This webinar, hosted by the Kurdish Political Studies Program, offers a stimulating discussion around the new edition of David McDowall's A Modern History of the Kurds, a foundational text in Kurdish studies. This edition includes novel sections on the contemporary Kurdish politics in Syria, and the role of Islam and gender dynamics in Kurdish politics.
David McDowall, the author, will make introductory remarks. David Romano, Thomas G. Strong Professor of Middle East Politics at Missouri State University, will provide his reflections on the book and the evolution of Kurdish studies before the Q&A section. Hakan Ozoglu, Professor of History at UCF, will moderate the event.
David McDowall studied Middle East history under Albert Hourani, but he has had a non-academic career successively in the British Army, the British Council, and the United Nations Relief and Works Agency for Palestine Refugees (UNRWA). He was also an Oxfam relief worker in Beirut during the Israeli invasion of Lebanon 1982. In 1984 he turned to full-time writing and has written on the Lebanon, Palestine and Britain as well as on Kurdistan.

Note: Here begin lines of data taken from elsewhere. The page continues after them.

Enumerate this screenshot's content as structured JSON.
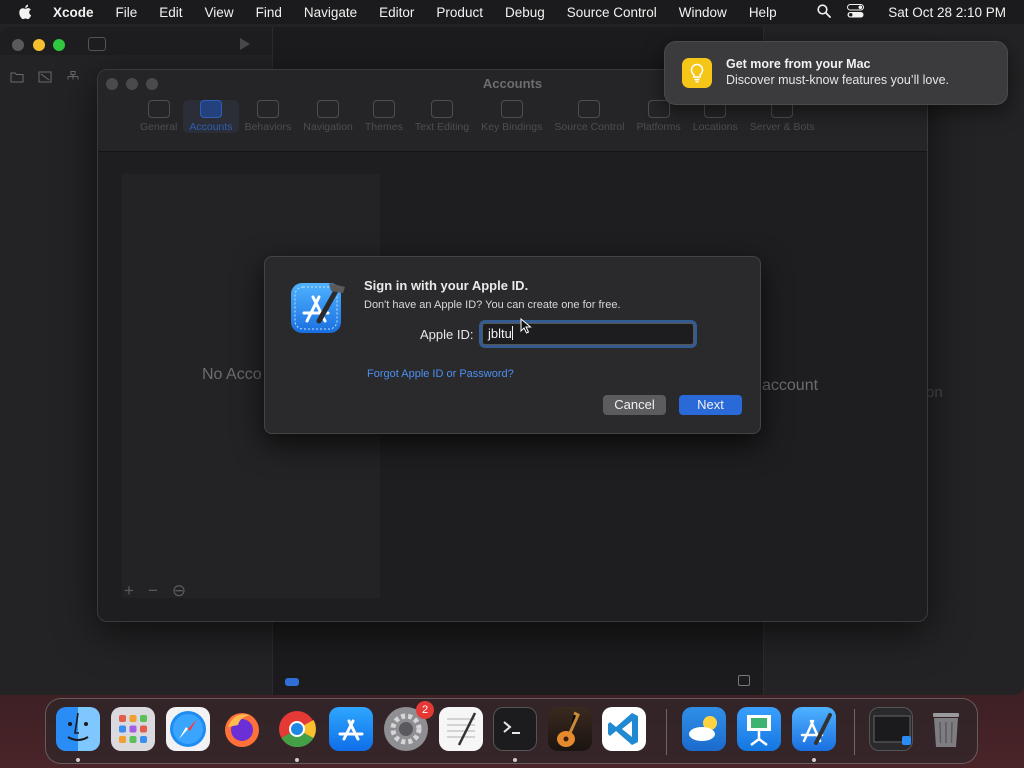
{
  "menubar": {
    "app_name": "Xcode",
    "menus": [
      "File",
      "Edit",
      "View",
      "Find",
      "Navigate",
      "Editor",
      "Product",
      "Debug",
      "Source Control",
      "Window",
      "Help"
    ],
    "clock": "Sat Oct 28  2:10 PM",
    "icons": [
      "apple-logo-icon",
      "search-icon",
      "control-center-icon"
    ]
  },
  "accounts_window": {
    "title": "Accounts",
    "tabs": [
      "General",
      "Accounts",
      "Behaviors",
      "Navigation",
      "Themes",
      "Text Editing",
      "Key Bindings",
      "Source Control",
      "Platforms",
      "Locations",
      "Server & Bots"
    ],
    "active_tab": "Accounts",
    "no_accounts_text": "No Acco",
    "add_account_text": "account",
    "right_fragment": "on",
    "list_controls": [
      "+",
      "−",
      "⊖"
    ]
  },
  "signin": {
    "heading": "Sign in with your Apple ID.",
    "subtext": "Don't have an Apple ID? You can create one for free.",
    "apple_id_label": "Apple ID:",
    "apple_id_value": "jbltu",
    "forgot_link": "Forgot Apple ID or Password?",
    "cancel_label": "Cancel",
    "next_label": "Next"
  },
  "notification": {
    "title": "Get more from your Mac",
    "body": "Discover must-know features you’ll love.",
    "icon": "lightbulb-icon"
  },
  "dock": {
    "apps": [
      "Finder",
      "Launchpad",
      "Safari",
      "Firefox",
      "Chrome",
      "App Store",
      "System Settings",
      "TextEdit",
      "Terminal",
      "GarageBand",
      "Visual Studio Code",
      "Weather",
      "Keynote",
      "Xcode",
      "Window Preview",
      "Trash"
    ],
    "system_settings_badge": "2",
    "colors": {
      "accent": "#2a6ad8",
      "badge": "#e53935"
    }
  }
}
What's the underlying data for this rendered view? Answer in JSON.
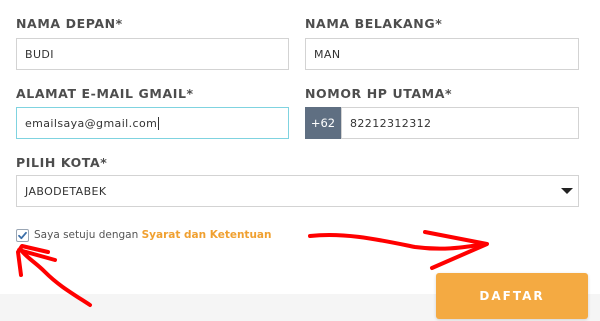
{
  "form": {
    "first_name": {
      "label": "NAMA DEPAN*",
      "value": "BUDI"
    },
    "last_name": {
      "label": "NAMA BELAKANG*",
      "value": "MAN"
    },
    "email": {
      "label": "ALAMAT E-MAIL GMAIL*",
      "value": "emailsaya@gmail.com"
    },
    "phone": {
      "label": "NOMOR HP UTAMA*",
      "prefix": "+62",
      "value": "82212312312"
    },
    "city": {
      "label": "PILIH KOTA*",
      "selected": "JABODETABEK"
    },
    "agreement": {
      "checked": true,
      "text": "Saya setuju dengan",
      "link": "Syarat dan Ketentuan"
    },
    "submit_label": "DAFTAR"
  },
  "colors": {
    "accent": "#f4aa42",
    "link": "#f0a030",
    "prefix_bg": "#5f6f82",
    "focus_border": "#7fd3e0",
    "annotation": "#ff0000"
  },
  "icons": {
    "checkbox": "check-icon",
    "select": "triangle-down-icon"
  }
}
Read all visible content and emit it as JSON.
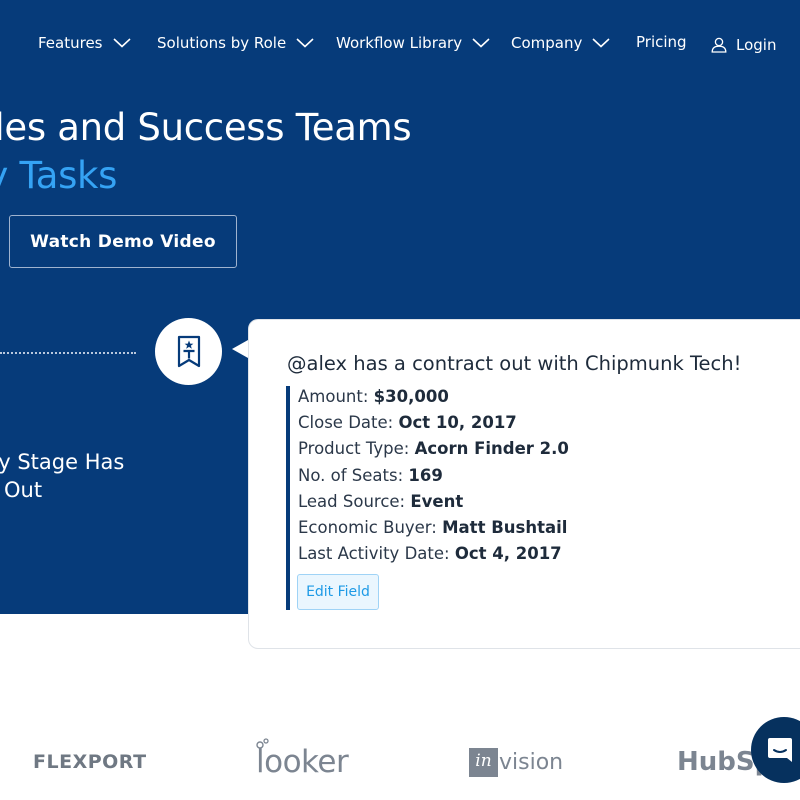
{
  "nav": {
    "items": [
      {
        "label": "Features",
        "dropdown": true
      },
      {
        "label": "Solutions by Role",
        "dropdown": true
      },
      {
        "label": "Workflow Library",
        "dropdown": true
      },
      {
        "label": "Company",
        "dropdown": true
      },
      {
        "label": "Pricing",
        "dropdown": false
      }
    ],
    "login_label": "Login"
  },
  "hero": {
    "headline_line1": "ales and Success Teams",
    "headline_line2": "ey Tasks",
    "cta_label": "Watch Demo Video",
    "side_text_line1": "ty Stage Has",
    "side_text_line2": "Out"
  },
  "card": {
    "title": "@alex has a contract out with Chipmunk Tech!",
    "fields": [
      {
        "label": "Amount:",
        "value": "$30,000"
      },
      {
        "label": "Close Date:",
        "value": "Oct 10, 2017"
      },
      {
        "label": "Product Type:",
        "value": "Acorn Finder 2.0"
      },
      {
        "label": "No. of Seats:",
        "value": "169"
      },
      {
        "label": "Lead Source:",
        "value": "Event"
      },
      {
        "label": "Economic Buyer:",
        "value": "Matt Bushtail"
      },
      {
        "label": "Last Activity Date:",
        "value": "Oct 4, 2017"
      }
    ],
    "edit_label": "Edit Field"
  },
  "logos": {
    "flexport": "FLEXPORT",
    "looker": "looker",
    "invision_in": "in",
    "invision_rest": "vision",
    "hubspot": "HubSp"
  },
  "colors": {
    "hero_bg": "#063b7a",
    "accent_blue": "#35a3f4",
    "link_blue": "#1d9ae6",
    "logo_gray": "#7c8591"
  },
  "icons": {
    "nav_chevron": "chevron-down-icon",
    "login": "user-icon",
    "badge": "star-t-badge-icon",
    "chat": "chat-bubble-icon"
  }
}
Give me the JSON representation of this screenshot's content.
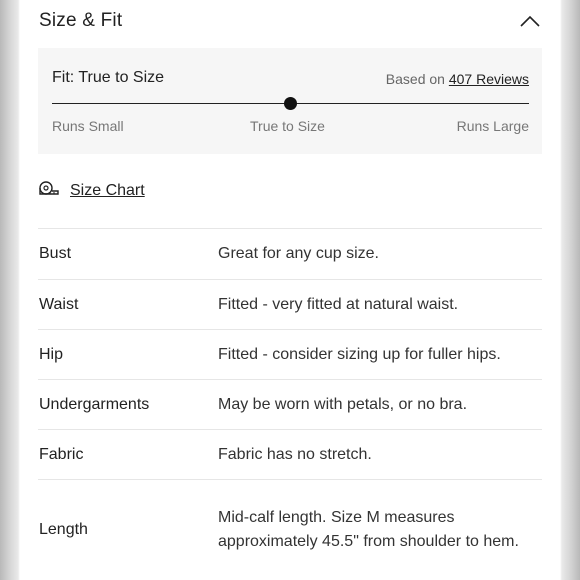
{
  "section": {
    "title": "Size & Fit"
  },
  "fit": {
    "label": "Fit: True to Size",
    "reviews_prefix": "Based on",
    "reviews_link": "407 Reviews",
    "scale_left": "Runs Small",
    "scale_mid": "True to Size",
    "scale_right": "Runs Large",
    "position": 0.5
  },
  "size_chart": {
    "label": "Size Chart",
    "icon": "measuring-tape-icon"
  },
  "details": [
    {
      "key": "Bust",
      "value": "Great for any cup size."
    },
    {
      "key": "Waist",
      "value": "Fitted - very fitted at natural waist."
    },
    {
      "key": "Hip",
      "value": "Fitted - consider sizing up for fuller hips."
    },
    {
      "key": "Undergarments",
      "value": "May be worn with petals, or no bra."
    },
    {
      "key": "Fabric",
      "value": "Fabric has no stretch."
    },
    {
      "key": "Length",
      "value": "Mid-calf length. Size M measures approximately 45.5\" from shoulder to hem."
    }
  ]
}
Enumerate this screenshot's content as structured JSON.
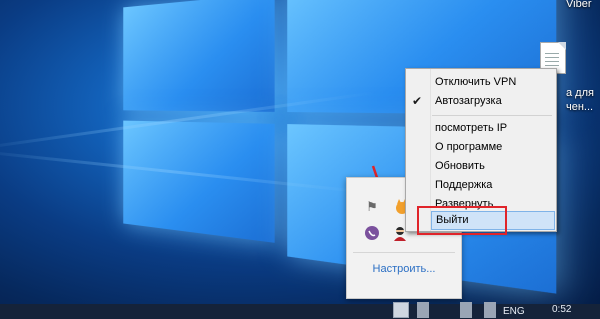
{
  "desktop": {
    "top_right_label": "Viber",
    "file_label_line1": "а для",
    "file_label_line2": "чен..."
  },
  "tray_popup": {
    "configure_label": "Настроить...",
    "icons": [
      "flag-icon",
      "cat-avatar-icon",
      "viber-icon",
      "vpn-ninja-icon"
    ]
  },
  "context_menu": {
    "items": [
      {
        "label": "Отключить VPN",
        "checked": false
      },
      {
        "label": "Автозагрузка",
        "checked": true
      },
      {
        "label": "посмотреть IP",
        "checked": false
      },
      {
        "label": "О программе",
        "checked": false
      },
      {
        "label": "Обновить",
        "checked": false
      },
      {
        "label": "Поддержка",
        "checked": false
      },
      {
        "label": "Развернуть",
        "checked": false
      },
      {
        "label": "Выйти",
        "checked": false,
        "highlighted": true
      }
    ]
  },
  "taskbar": {
    "lang": "ENG",
    "time": "0:52"
  },
  "colors": {
    "highlight": "#cfe3f8",
    "annotation_red": "#e0242a",
    "link_blue": "#2b6fc4"
  }
}
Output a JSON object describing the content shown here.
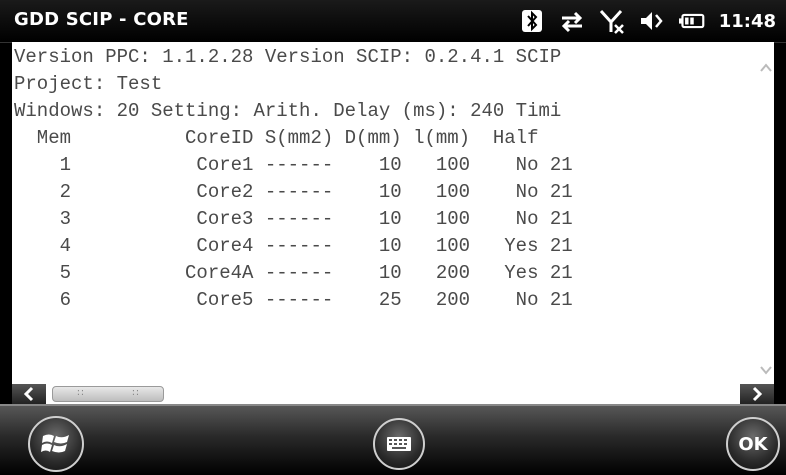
{
  "titlebar": {
    "title": "GDD SCIP - CORE",
    "time": "11:48",
    "icons": [
      "bluetooth-icon",
      "data-sync-icon",
      "no-signal-icon",
      "volume-icon",
      "battery-icon"
    ]
  },
  "content": {
    "lines": [
      "Version PPC: 1.1.2.28 Version SCIP: 0.2.4.1 SCIP",
      "Project: Test",
      "Windows: 20 Setting: Arith. Delay (ms): 240 Timi",
      "  Mem          CoreID S(mm2) D(mm) l(mm)  Half",
      "    1           Core1 ------    10   100    No 21",
      "    2           Core2 ------    10   100    No 21",
      "    3           Core3 ------    10   100    No 21",
      "    4           Core4 ------    10   100   Yes 21",
      "    5          Core4A ------    10   200   Yes 21",
      "    6           Core5 ------    25   200    No 21"
    ]
  },
  "softkeys": {
    "ok_label": "OK"
  },
  "colors": {
    "background": "#000000",
    "content_bg": "#ffffff",
    "text": "#4a4a4a"
  }
}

David Romano holds the Thomas G. Strong Chair in Middle East Politics at Missouri State University. He received his Ph.D. from the University of Toronto and his M.A. and B.A. from McGill University. He is the author of The Kurdish Nationalist Movement (Cambridge University Press, 2006 -- also translated into Turkish and Persian) and the co-editor of Conflict, Democratization and the Kurdish Issue in the Middle East (Palgrave Mamillan, 2014) and The Kurds in the Middle East: Enduring Problems and New Dynamics (Lexingtoon, 2020).
Hakan Ozoglu is Professor of History at the University of Central Florida. His first book was titled Kurdish Notables and the Ottoman State. His second book, titled From Caliphate to Secular State deals with the power struggle in early Turkish Republic. His most recent book is The Decline of the Ottoman Empire and The Rise of the Turkish Republic: Observations of an American Diplomat, 1919-1927.